By Erica Brown
SIMON & SCHUSTER
With sensitivity, humor, and unflinching honesty, writer and educator Erica Brown explores how fear and denial of death can diminish quality of life for the dying and those they leave behind. In Happier Endings, Brown poses a probing question: If we know death is certain, then why do so many of us live as though dying is for other people?
Brown writes from a place of empathy and inquiry, and her philosophical musings on the transformative power of forgiveness, the importance of last words, and the significance of “ethical wills” are anchored in poignant anecdotes and interviews with mourners. Through these highly intimate accounts, readers learn what it means to have a better death.
Brown strings together pearls of wisdom from ancient rabbis, healers, and the Dalai Lama, but the parts that really bring our mortality into sharp relief are those when she’s down in the trenches of death and grief, performing tahara, the ritual preparation of a woman’s body for a Jewish funeral, or reflecting on her own devastation after a cousin’s sudden death. There’s also a compelling meditation on the “Ecclesiastes/Epicurus debate”: is life better spent indulging in pleasures or pursuing wisdom?

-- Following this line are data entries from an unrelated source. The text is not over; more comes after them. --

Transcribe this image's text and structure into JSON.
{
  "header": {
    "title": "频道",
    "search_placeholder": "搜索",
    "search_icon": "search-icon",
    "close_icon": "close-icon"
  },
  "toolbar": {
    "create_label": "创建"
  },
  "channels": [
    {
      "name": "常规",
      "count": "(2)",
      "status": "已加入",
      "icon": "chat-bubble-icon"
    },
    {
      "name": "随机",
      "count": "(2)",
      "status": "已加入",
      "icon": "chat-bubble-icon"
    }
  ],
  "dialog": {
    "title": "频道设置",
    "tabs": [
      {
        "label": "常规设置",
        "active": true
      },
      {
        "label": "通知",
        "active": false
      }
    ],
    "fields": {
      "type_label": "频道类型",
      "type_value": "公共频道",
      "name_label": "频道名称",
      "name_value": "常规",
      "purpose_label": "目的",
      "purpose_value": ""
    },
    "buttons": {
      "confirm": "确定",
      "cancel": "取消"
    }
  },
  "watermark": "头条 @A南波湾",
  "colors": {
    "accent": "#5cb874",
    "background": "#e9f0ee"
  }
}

Brown captures the isolating netherworld of loss and grief, but Happier Endings is anything but maudlin. It is at times emotionally eviscerating but ultimately inspiring, as it expounds upon a simple truth: no one knows what tomorrow will bring.